Surface Design…

has currently taken over my life. I have had oodles of website updates to do plus catching up with the conference registration. I just got word that I will receive a boatload of images and text for the many exhibitions that will be in and around Kansas City — all to be added to the website, soon. I haven’t even done my normal weekly website maintenance which I will do next.

A year ago, I took part in an art cloth challenge with 12 other artists chosen by Jane Dunnewold. Now, that I have seen the results of the work, I wonder what in the world I was doing in that group. You can see the beautiful fabric done by the other 11 at a blog set up by Jane, Art Cloth Challenge.

When I sent my fabric off, I was very happy with it, but now that I see what the others did, I think I was too timid in my approach. I thought I would share my fabric and some of my processes. All of the photos are clickable.

Here is the original fabric (silk habotai):


I shibori dyed it with strong orange:


I made a screen using masking tape. Here is where my plan fell apart. The design I made was too stiff. I should have used torn paper and had a softer, more organic print. I first discharged and then over printed with metallic paint.


I then did some printing with vinyl mesh and bubble wrap.


My next thing was to do some repetition of the circles but on a larger scale so I made a thermofax screen of hand drawn circles and printed those.


For the final printing, I wanted to fill in the areas around the linear shapes, but wanted a calmer, receding pattern. I decided to stay with the bubble wrap printing. This time, I used blue and a bit of metallic turquoise.


Here is a detail:


So, there you have it. My first venture into the art cloth arena. Working on 2 yards of someone else’s silk was very daunting. I do hope you will go check out the blog and see the amazing work done by the other women.

Back to work.

8 Responses to “Surface Design…”

  1. Connie Akers says:

    Gerrie, I had read Jane’s blog on this project the other day and think everyone did a great job. Your work is in fitting company.

  2. dee says:

    Wonderful work and thanks for the link. So many different approaches and results. I enjoyed reading aboaut the process very much. YOu always add such vibrant details to an already beautiful piece of cloth. I love the grid lines and would have liked even more of them. As it is I enjoy seeing your journey so much Gerrie. You really work with such passion for every method you try.

  3. Kristin L says:

    I too think you held your own in that group. Besides, it’s the process that matters most and seeing what you’ve done (beautiful) and what the others did (also wonderful) it looks like everyone had an enriching, learning experience.

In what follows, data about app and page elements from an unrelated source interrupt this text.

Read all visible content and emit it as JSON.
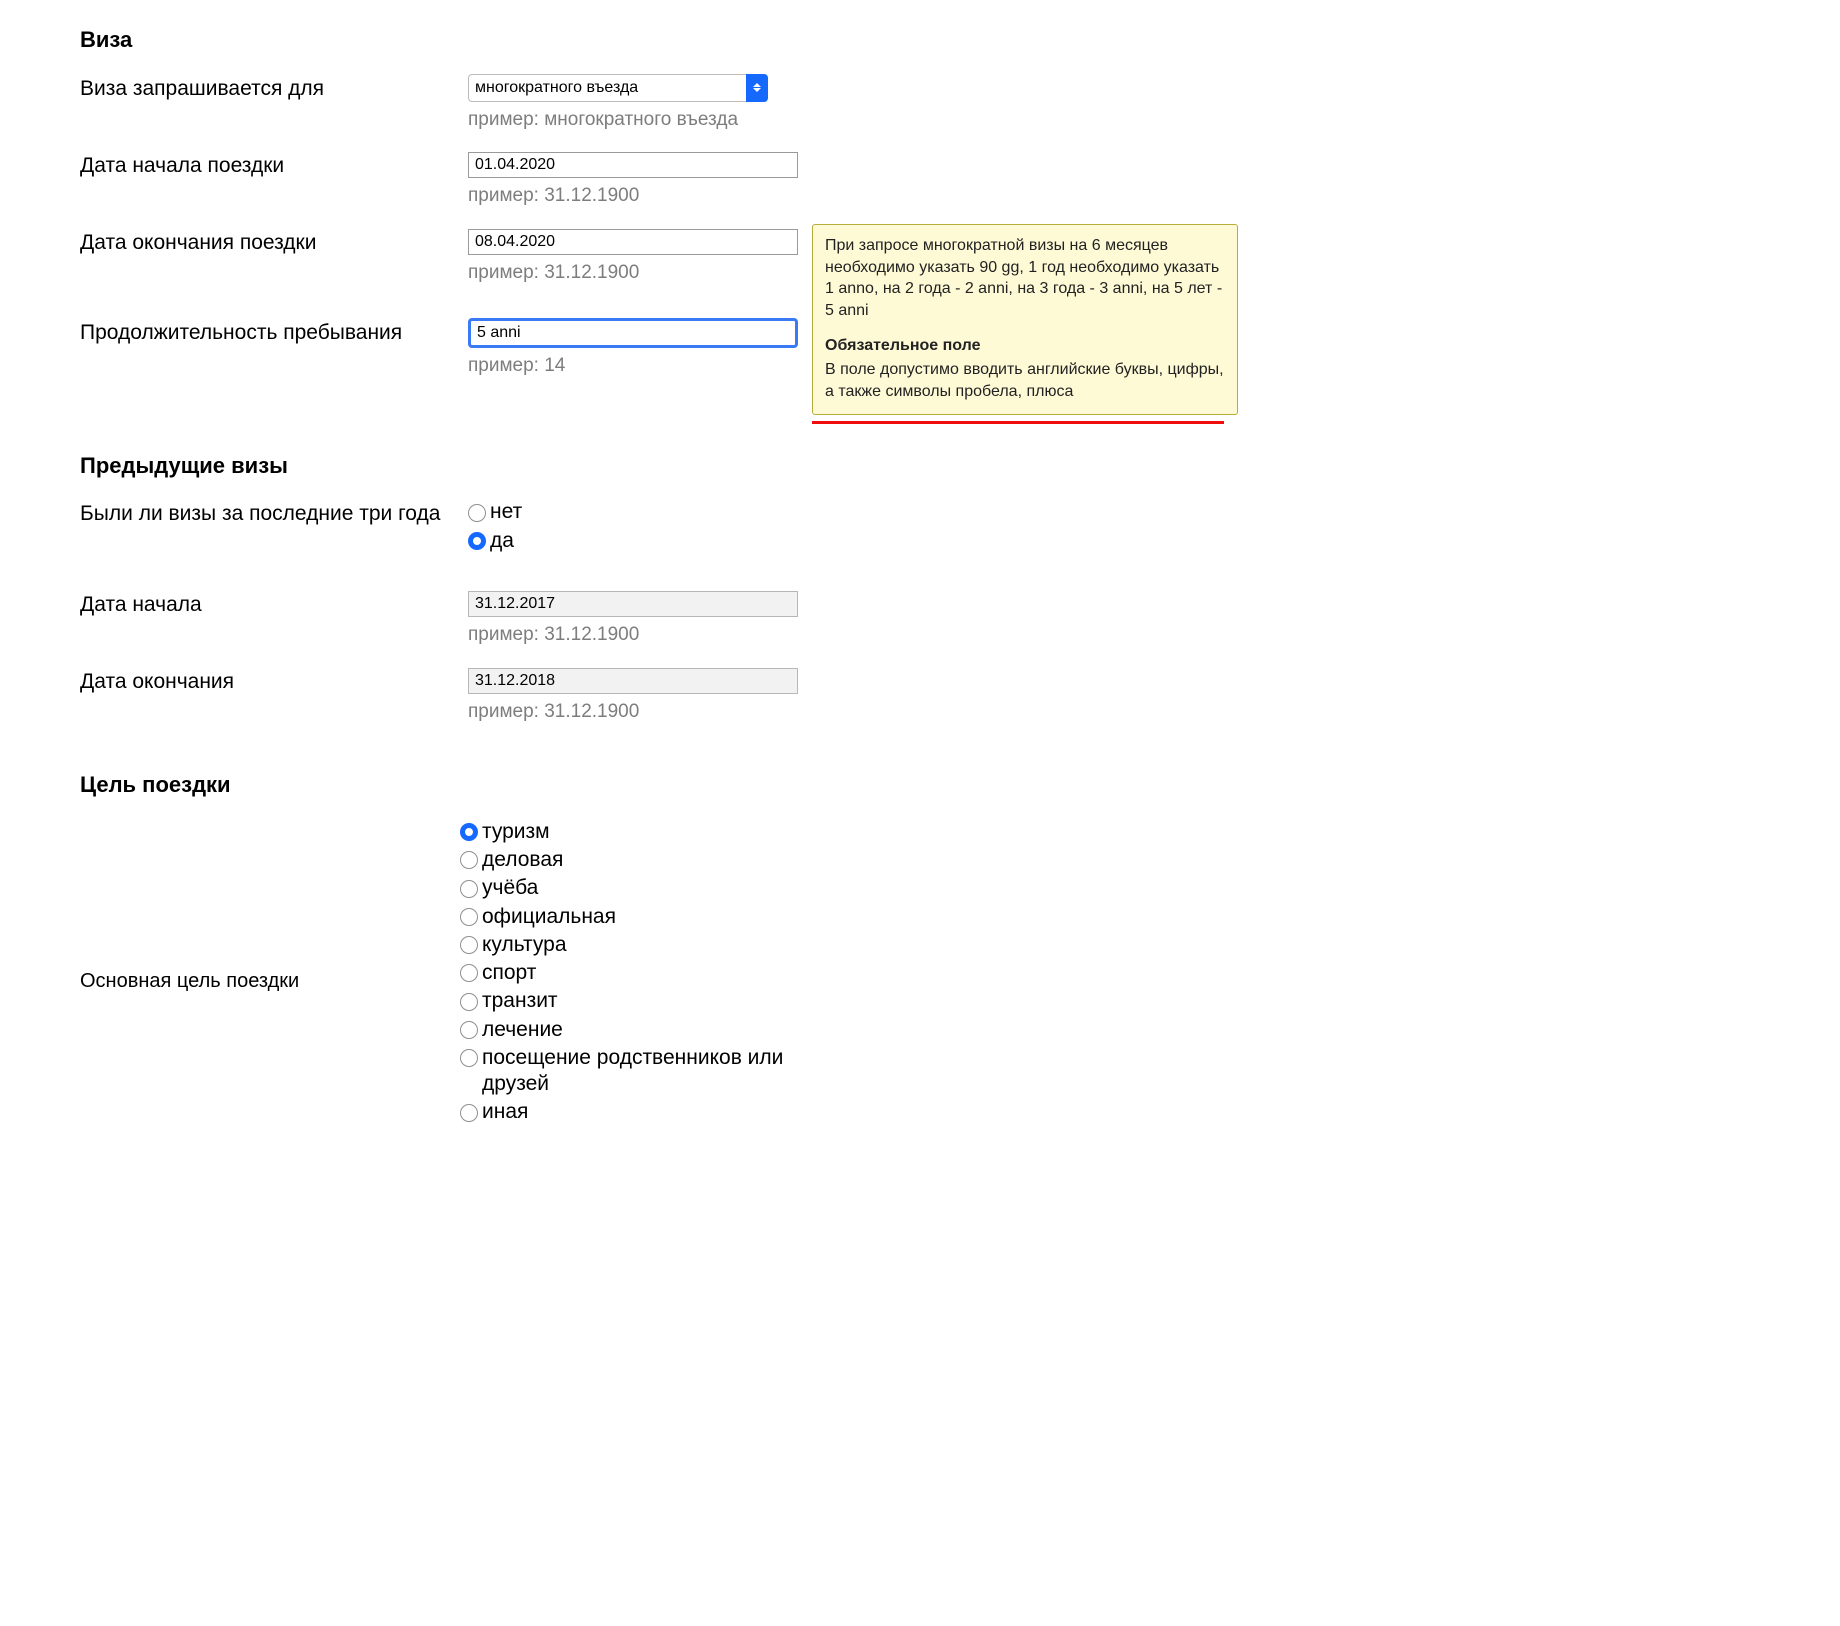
{
  "section_visa_title": "Виза",
  "visa_for": {
    "label": "Виза запрашивается для",
    "value": "многократного въезда",
    "hint": "пример: многократного въезда"
  },
  "start_date": {
    "label": "Дата начала поездки",
    "value": "01.04.2020",
    "hint": "пример: 31.12.1900"
  },
  "end_date": {
    "label": "Дата окончания поездки",
    "value": "08.04.2020",
    "hint": "пример: 31.12.1900"
  },
  "duration": {
    "label": "Продолжительность пребывания",
    "value": "5 anni",
    "hint": "пример: 14"
  },
  "tooltip": {
    "p1": "При запросе многократной визы на 6 месяцев необходимо указать 90 gg, 1 год необходимо указать 1 anno, на 2 года - 2 anni, на 3 года - 3 anni, на 5 лет - 5 anni",
    "req_title": "Обязательное поле",
    "p2": "В поле допустимо вводить английские буквы, цифры, а также символы пробела, плюса"
  },
  "section_prev_title": "Предыдущие визы",
  "prev_question": {
    "label": "Были ли визы за последние три года",
    "no": "нет",
    "yes": "да",
    "selected": "yes"
  },
  "prev_start": {
    "label": "Дата начала",
    "value": "31.12.2017",
    "hint": "пример: 31.12.1900"
  },
  "prev_end": {
    "label": "Дата окончания",
    "value": "31.12.2018",
    "hint": "пример: 31.12.1900"
  },
  "section_purpose_title": "Цель поездки",
  "purpose": {
    "label": "Основная цель поездки",
    "selected": "tourism",
    "options": {
      "tourism": "туризм",
      "business": "деловая",
      "study": "учёба",
      "official": "официальная",
      "culture": "культура",
      "sport": "спорт",
      "transit": "транзит",
      "medical": "лечение",
      "relatives": "посещение родственников или друзей",
      "other": "иная"
    }
  }
}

  4. Reva says:

    Actually I think yours is among the more interesting pieces. It’s so interesting to see what the different artists obsessed and/or worried about in the process.

  5. Deborah says:

    Oh I will definitely have to go back and read that blog more carefully. There was a special exhibit of complex cloth in Houston last year. I think Jane organized it. It was stunning. I think your piece is fabulous. Don’t be too hard on yourself. It seems to me that you generally create your cloth to be cut up and incorporated into art quilts, so creating cloth to stand on its own is an entirely different task for you. You did great.

  6. jenclair says:

    I agree with Jen! The other Jen 🙂 I’m always impressed with your work.

  7. Karoda says:

    I think you were on to something but didn’t carry it far enough…the lines even as you have them might have been repeated more creating a pattern of their own….possibly shorter lines??? The shear act of participating is a growth curve so pride yourself in being up to accept the challenge!

  8. Jen Anderson says:

    All of these are beautiful, so much variety! I think you are being much too hard on yourself, your work holds its own regardless. Jen